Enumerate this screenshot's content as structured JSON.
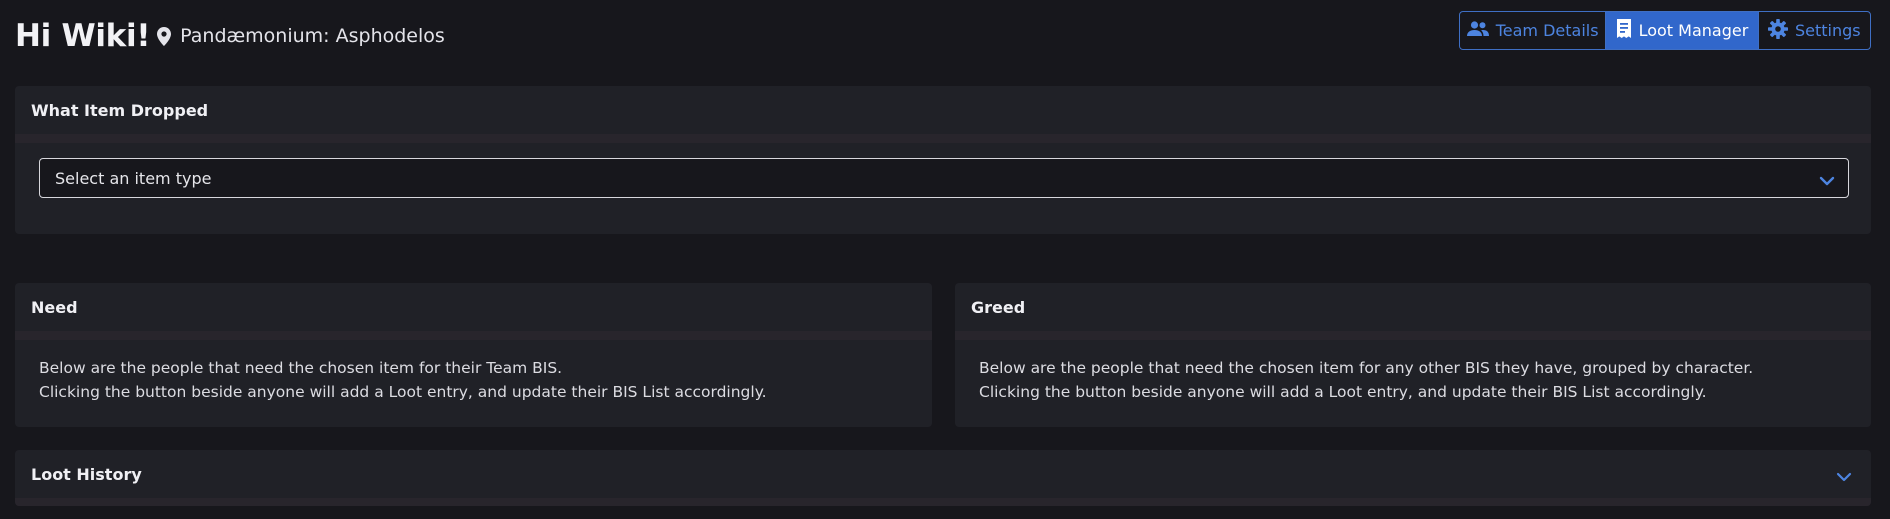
{
  "header": {
    "greeting": "Hi Wiki!",
    "location_icon": "map-pin-icon",
    "team_name": "Pandæmonium: Asphodelos"
  },
  "nav": {
    "items": [
      {
        "label": "Team Details",
        "icon": "users-icon",
        "active": false
      },
      {
        "label": "Loot Manager",
        "icon": "receipt-icon",
        "active": true
      },
      {
        "label": "Settings",
        "icon": "gear-icon",
        "active": false
      }
    ]
  },
  "item_dropped": {
    "title": "What Item Dropped",
    "select_value": "Select an item type",
    "select_icon": "chevron-down-icon"
  },
  "need": {
    "title": "Need",
    "line1": "Below are the people that need the chosen item for their Team BIS.",
    "line2": "Clicking the button beside anyone will add a Loot entry, and update their BIS List accordingly."
  },
  "greed": {
    "title": "Greed",
    "line1": "Below are the people that need the chosen item for any other BIS they have, grouped by character.",
    "line2": "Clicking the button beside anyone will add a Loot entry, and update their BIS List accordingly."
  },
  "loot_history": {
    "title": "Loot History",
    "expand_icon": "chevron-down-icon"
  },
  "colors": {
    "background": "#17171c",
    "card": "#202127",
    "accent": "#3167cb",
    "accent_text": "#4d84e0"
  }
}
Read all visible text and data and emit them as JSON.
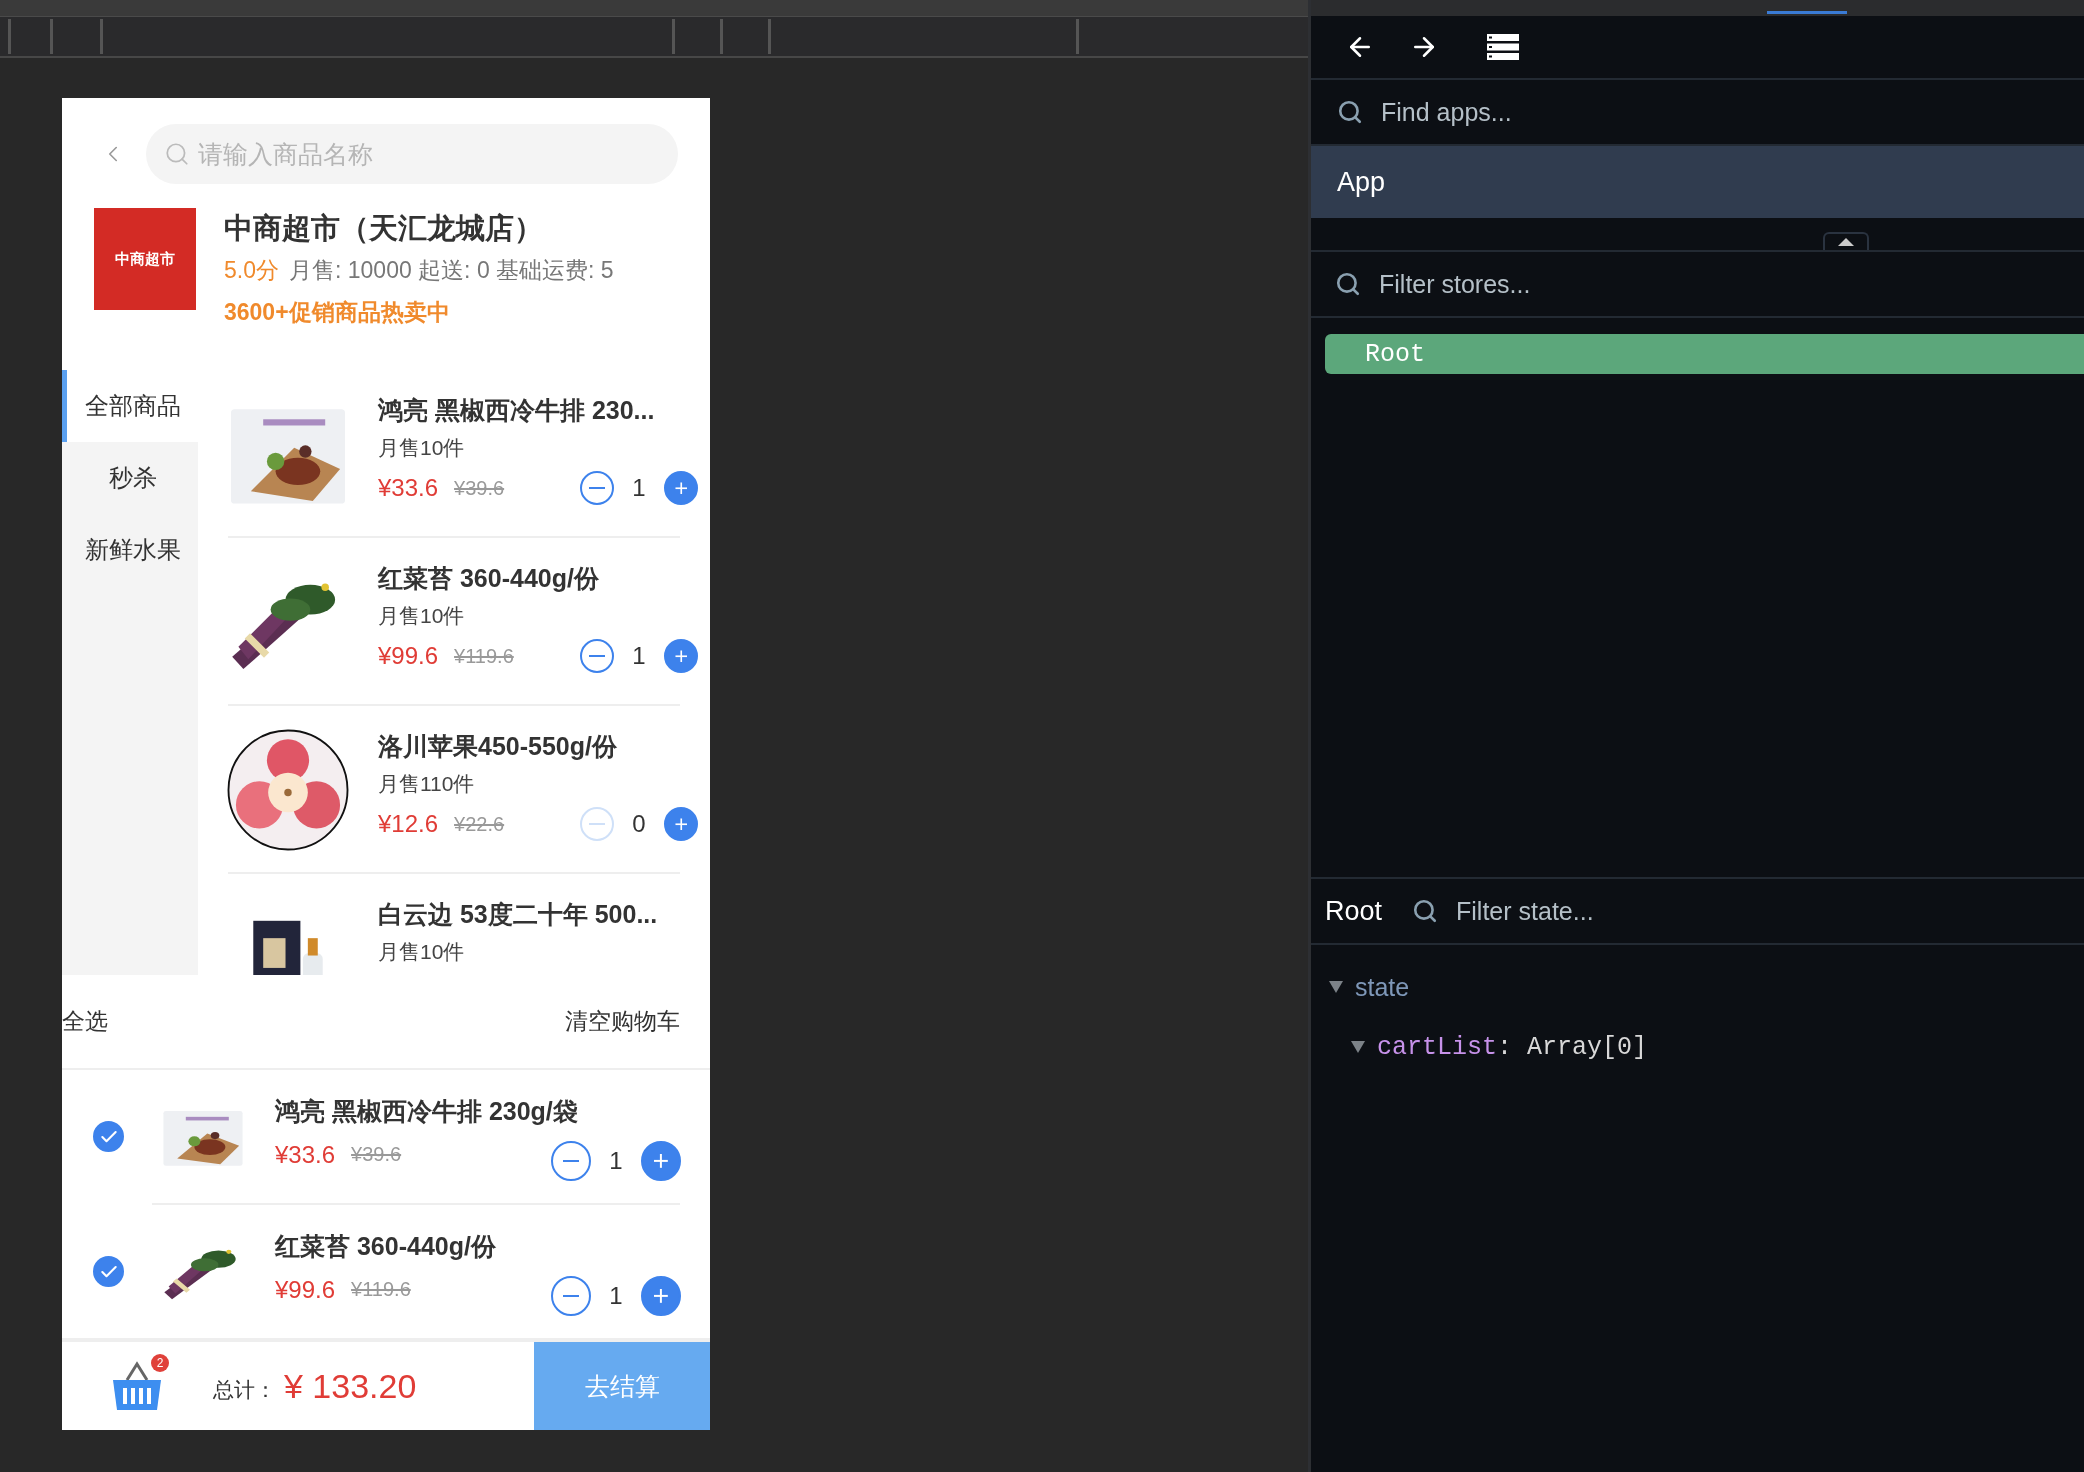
{
  "search": {
    "placeholder": "请输入商品名称"
  },
  "shop": {
    "logo_text": "中商超市",
    "name": "中商超市（天汇龙城店）",
    "rating": "5.0分",
    "stats": "月售: 10000 起送: 0 基础运费: 5",
    "promo": "3600+促销商品热卖中"
  },
  "categories": [
    {
      "label": "全部商品",
      "selected": true
    },
    {
      "label": "秒杀",
      "selected": false
    },
    {
      "label": "新鲜水果",
      "selected": false
    }
  ],
  "products": [
    {
      "title": "鸿亮 黑椒西冷牛排 230...",
      "sales": "月售10件",
      "price": "¥33.6",
      "original_price": "¥39.6",
      "quantity": "1",
      "minus_disabled": false
    },
    {
      "title": "红菜苔 360-440g/份",
      "sales": "月售10件",
      "price": "¥99.6",
      "original_price": "¥119.6",
      "quantity": "1",
      "minus_disabled": false
    },
    {
      "title": "洛川苹果450-550g/份",
      "sales": "月售110件",
      "price": "¥12.6",
      "original_price": "¥22.6",
      "quantity": "0",
      "minus_disabled": true
    },
    {
      "title": "白云边 53度二十年 500...",
      "sales": "月售10件"
    }
  ],
  "cart": {
    "select_all": "全选",
    "clear": "清空购物车",
    "items": [
      {
        "checked": true,
        "title": "鸿亮 黑椒西冷牛排 230g/袋",
        "price": "¥33.6",
        "original_price": "¥39.6",
        "quantity": "1"
      },
      {
        "checked": true,
        "title": "红菜苔 360-440g/份",
        "price": "¥99.6",
        "original_price": "¥119.6",
        "quantity": "1"
      }
    ]
  },
  "footer": {
    "badge": "2",
    "total_label": "总计：",
    "total": "¥ 133.20",
    "checkout": "去结算"
  },
  "devtools": {
    "find_apps": {
      "placeholder": "Find apps..."
    },
    "apps": [
      {
        "label": "App",
        "selected": true
      }
    ],
    "filter_stores": {
      "placeholder": "Filter stores..."
    },
    "stores": [
      {
        "label": "Root",
        "selected": true
      }
    ],
    "state_panel": {
      "store": "Root",
      "filter": {
        "placeholder": "Filter state..."
      },
      "tree": [
        {
          "key": "state",
          "expanded": true,
          "children": [
            {
              "key": "cartList",
              "value": ": Array[0]",
              "expanded": true
            }
          ]
        }
      ]
    }
  }
}
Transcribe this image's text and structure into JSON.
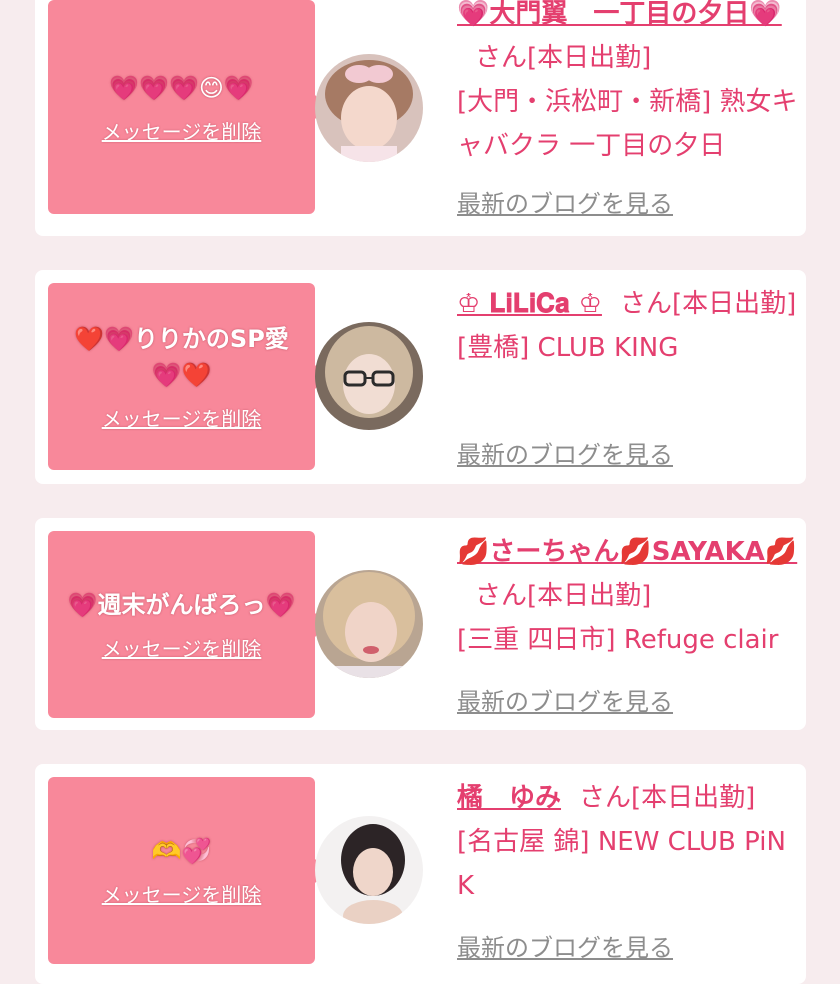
{
  "cards": [
    {
      "message": "💗💗💗😊💗",
      "delete_label": "メッセージを削除",
      "cast_name": "💗大門翼　一丁目の夕日💗",
      "san_suffix": "さん[本日出勤]",
      "shop": "[大門・浜松町・新橋] 熟女キャバクラ 一丁目の夕日",
      "blog_link": "最新のブログを見る",
      "avatar": "avatar-photo"
    },
    {
      "message": "❤️💗りりかのSP愛💗❤️",
      "delete_label": "メッセージを削除",
      "cast_name": "♔ 𝐋𝐢𝐋𝐢𝐂𝐚 ♔",
      "san_suffix": "さん[本日出勤]",
      "shop": "[豊橋] CLUB KING",
      "blog_link": "最新のブログを見る",
      "avatar": "avatar-photo"
    },
    {
      "message": "💗週末がんばろっ💗",
      "delete_label": "メッセージを削除",
      "cast_name": "💋さーちゃん💋SAYAKA💋",
      "san_suffix": "さん[本日出勤]",
      "shop": "[三重 四日市] Refuge clair",
      "blog_link": "最新のブログを見る",
      "avatar": "avatar-photo"
    },
    {
      "message": "🫶💞",
      "delete_label": "メッセージを削除",
      "cast_name": "橘　ゆみ",
      "san_suffix": "さん[本日出勤]",
      "shop": "[名古屋 錦] NEW CLUB PiNK",
      "blog_link": "最新のブログを見る",
      "avatar": "avatar-photo"
    }
  ],
  "colors": {
    "accent": "#e43f6f",
    "bubble": "#f8889a",
    "background": "#f7ecee"
  }
}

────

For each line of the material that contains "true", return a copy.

> [TASK SOLUTION]
        "active": true
      "selected": true
      "minus_disabled": true
        "checked": true,
        "checked": true,
        "selected": true
        "selected": true
          "expanded": true,
              "expanded": true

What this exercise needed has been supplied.